_EXERCISE BRIEF_: Retype the entries word for word, leaving nothing out.

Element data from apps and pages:
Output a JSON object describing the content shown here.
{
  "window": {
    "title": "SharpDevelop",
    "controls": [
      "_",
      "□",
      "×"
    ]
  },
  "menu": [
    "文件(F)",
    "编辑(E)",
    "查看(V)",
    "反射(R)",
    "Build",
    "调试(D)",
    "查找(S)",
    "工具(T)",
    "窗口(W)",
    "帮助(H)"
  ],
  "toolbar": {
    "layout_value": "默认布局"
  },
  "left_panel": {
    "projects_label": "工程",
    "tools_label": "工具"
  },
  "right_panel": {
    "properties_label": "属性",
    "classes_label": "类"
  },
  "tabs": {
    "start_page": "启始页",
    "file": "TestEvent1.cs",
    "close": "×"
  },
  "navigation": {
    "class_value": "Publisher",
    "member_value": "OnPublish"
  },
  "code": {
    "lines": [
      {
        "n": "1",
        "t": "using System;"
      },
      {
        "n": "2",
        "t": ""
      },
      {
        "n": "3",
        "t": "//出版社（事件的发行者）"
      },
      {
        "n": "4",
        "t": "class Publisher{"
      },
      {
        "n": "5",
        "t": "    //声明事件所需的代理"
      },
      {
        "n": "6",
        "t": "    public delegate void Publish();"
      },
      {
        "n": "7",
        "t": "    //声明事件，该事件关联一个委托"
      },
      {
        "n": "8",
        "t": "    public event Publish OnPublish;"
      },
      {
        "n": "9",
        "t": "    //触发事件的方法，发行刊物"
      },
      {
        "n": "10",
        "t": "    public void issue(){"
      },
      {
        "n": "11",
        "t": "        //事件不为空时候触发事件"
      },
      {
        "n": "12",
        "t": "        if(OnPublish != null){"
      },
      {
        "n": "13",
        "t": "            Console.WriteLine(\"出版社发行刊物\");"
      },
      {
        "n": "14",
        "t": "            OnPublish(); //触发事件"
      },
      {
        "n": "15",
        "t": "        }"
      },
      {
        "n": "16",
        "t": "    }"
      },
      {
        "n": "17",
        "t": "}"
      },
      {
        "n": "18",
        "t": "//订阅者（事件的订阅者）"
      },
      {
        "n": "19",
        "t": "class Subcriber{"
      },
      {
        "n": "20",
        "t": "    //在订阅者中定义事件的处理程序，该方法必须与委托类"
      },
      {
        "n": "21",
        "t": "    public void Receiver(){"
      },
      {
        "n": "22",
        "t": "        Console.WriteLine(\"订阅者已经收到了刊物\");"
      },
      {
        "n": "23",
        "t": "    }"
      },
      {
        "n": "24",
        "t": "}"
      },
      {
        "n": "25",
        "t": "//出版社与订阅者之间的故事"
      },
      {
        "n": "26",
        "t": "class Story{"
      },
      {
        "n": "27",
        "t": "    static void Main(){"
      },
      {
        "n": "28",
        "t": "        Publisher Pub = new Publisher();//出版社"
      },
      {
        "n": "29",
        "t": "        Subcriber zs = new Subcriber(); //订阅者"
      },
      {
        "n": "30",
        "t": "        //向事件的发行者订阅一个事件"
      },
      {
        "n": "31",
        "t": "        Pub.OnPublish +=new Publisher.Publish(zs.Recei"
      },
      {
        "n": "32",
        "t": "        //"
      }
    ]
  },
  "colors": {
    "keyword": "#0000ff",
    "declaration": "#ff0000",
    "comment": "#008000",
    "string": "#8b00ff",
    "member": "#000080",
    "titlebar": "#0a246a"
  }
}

_TASK RESPONSE_:
Output a JSON object describing the content shown here.
{
  "window": {
    "title": "SharpDevelop",
    "controls": [
      "_",
      "□",
      "×"
    ]
  },
  "menu": [
    "文件(F)",
    "编辑(E)",
    "查看(V)",
    "反射(R)",
    "Build",
    "调试(D)",
    "查找(S)",
    "工具(T)",
    "窗口(W)",
    "帮助(H)"
  ],
  "toolbar": {
    "layout_value": "默认布局"
  },
  "left_panel": {
    "projects_label": "工程",
    "tools_label": "工具"
  },
  "right_panel": {
    "properties_label": "属性",
    "classes_label": "类"
  },
  "tabs": {
    "start_page": "启始页",
    "file": "TestEvent1.cs",
    "close": "×"
  },
  "navigation": {
    "class_value": "Publisher",
    "member_value": "OnPublish"
  },
  "code": {
    "lines": [
      {
        "n": "1",
        "t": "using System;"
      },
      {
        "n": "2",
        "t": ""
      },
      {
        "n": "3",
        "t": "//出版社（事件的发行者）"
      },
      {
        "n": "4",
        "t": "class Publisher{"
      },
      {
        "n": "5",
        "t": "    //声明事件所需的代理"
      },
      {
        "n": "6",
        "t": "    public delegate void Publish();"
      },
      {
        "n": "7",
        "t": "    //声明事件，该事件关联一个委托"
      },
      {
        "n": "8",
        "t": "    public event Publish OnPublish;"
      },
      {
        "n": "9",
        "t": "    //触发事件的方法，发行刊物"
      },
      {
        "n": "10",
        "t": "    public void issue(){"
      },
      {
        "n": "11",
        "t": "        //事件不为空时候触发事件"
      },
      {
        "n": "12",
        "t": "        if(OnPublish != null){"
      },
      {
        "n": "13",
        "t": "            Console.WriteLine(\"出版社发行刊物\");"
      },
      {
        "n": "14",
        "t": "            OnPublish(); //触发事件"
      },
      {
        "n": "15",
        "t": "        }"
      },
      {
        "n": "16",
        "t": "    }"
      },
      {
        "n": "17",
        "t": "}"
      },
      {
        "n": "18",
        "t": "//订阅者（事件的订阅者）"
      },
      {
        "n": "19",
        "t": "class Subcriber{"
      },
      {
        "n": "20",
        "t": "    //在订阅者中定义事件的处理程序，该方法必须与委托类"
      },
      {
        "n": "21",
        "t": "    public void Receiver(){"
      },
      {
        "n": "22",
        "t": "        Console.WriteLine(\"订阅者已经收到了刊物\");"
      },
      {
        "n": "23",
        "t": "    }"
      },
      {
        "n": "24",
        "t": "}"
      },
      {
        "n": "25",
        "t": "//出版社与订阅者之间的故事"
      },
      {
        "n": "26",
        "t": "class Story{"
      },
      {
        "n": "27",
        "t": "    static void Main(){"
      },
      {
        "n": "28",
        "t": "        Publisher Pub = new Publisher();//出版社"
      },
      {
        "n": "29",
        "t": "        Subcriber zs = new Subcriber(); //订阅者"
      },
      {
        "n": "30",
        "t": "        //向事件的发行者订阅一个事件"
      },
      {
        "n": "31",
        "t": "        Pub.OnPublish +=new Publisher.Publish(zs.Recei"
      },
      {
        "n": "32",
        "t": "        //"
      }
    ]
  },
  "colors": {
    "keyword": "#0000ff",
    "declaration": "#ff0000",
    "comment": "#008000",
    "string": "#8b00ff",
    "member": "#000080",
    "titlebar": "#0a246a"
  }
}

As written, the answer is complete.